In the past years, the onset of winter used to herald beginning of extended load-shedding hours and shortage of liquefied petroleum gas. But the situation has changed this winter, thanks to regular power supply.
According to LPG dealers, the demand for cooking gas has come down by almost 25 per cent this winter (from mid-November to mid-February) compared to previous winters, when LPG consumption used to shoot up by almost 20 per cent compared to the normal times.
“Because of adequate supply of electricity, LPG was not consumed as alternative source of energy this winter, which has resulted in surplus supply of cooking gas,” said Gyaneshwor Aryal, president of Gas Dealers Federation of Nepal, adding that gas dealers and bottlers are finding it difficult to clear their LPG stock.
According to Nepal Oil Corporation, the average demand of LPG during winter exceeds 30,000 metric tonnes per month against average monthly demand of 25,000 metric tonnes during normal times.
According to NOC officials, artificial shortage created by LPG bottlers and dealers to make a quick buck used to make the situation worse in the past years. However, adequate supply of electricity this winter has closed the window of opportunity for black marketeers to create artificial shortage, they claim.
However, Aryal refuted the claim, saying that market demand of LPG used to exceed 35,000 metric tonnes during winter in the previous years. According to him, a huge portion of imported LPG used to be consumed for purposes other than cooking — gas geysers and heaters — in the winter months in past years.

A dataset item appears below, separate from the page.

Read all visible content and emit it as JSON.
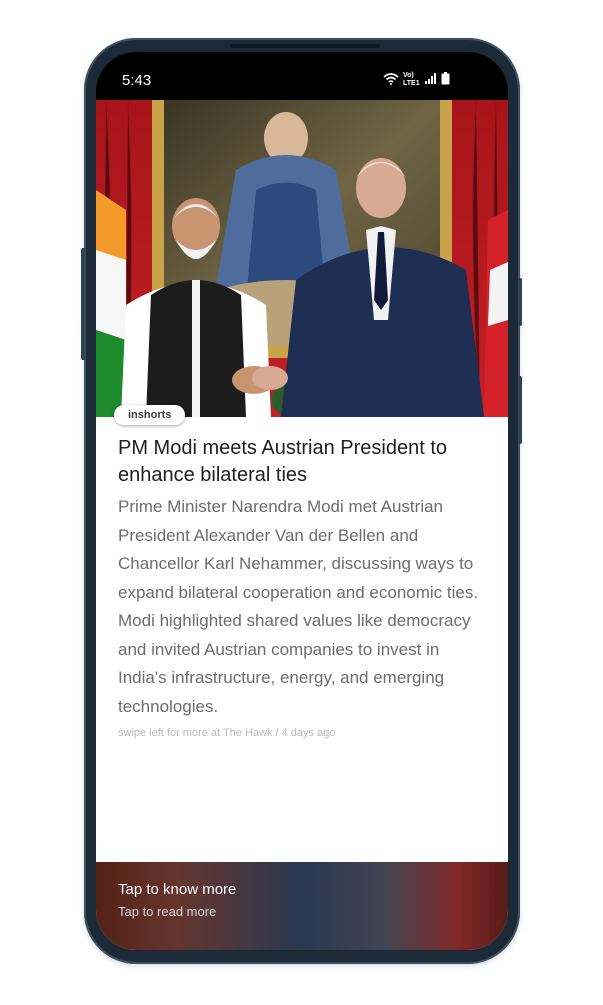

“Besides the uninterrupted electricity supply, LPG import was also smooth this winter,” added Aryal, explaining the reason for surplus supply of cooking gas in the market.
Bottlers also believe that smooth electricity supply played a key role in ensuring ample supply of LPG this winter.
“With the availability of electricity, people switched to electricity even for cooking,” Shiva Ghimire, president of Nepal LP Gas Industry Association, said. On the other hand, NOC officials attribute the smooth supply to the joint efforts of NOC and Indian Oil Corporation to ensure uninterrupted supply of cooking gas this year.
“While we allow bottlers to import cooking gas as per their demand, the IOC has also supported us by providing adequate supply. This is the primary cause for smooth supply of cooking gas in the market this year,” said Bhanubhakta Khanal, spokesperson for NOC.
NOC statistics show that Nepal imported 30,000 metric tonnes of LPG in December and the corporation plans to import the same amount of LPG in January.
A version of this article appears in print on January 24, 2017 of The Himalayan Times.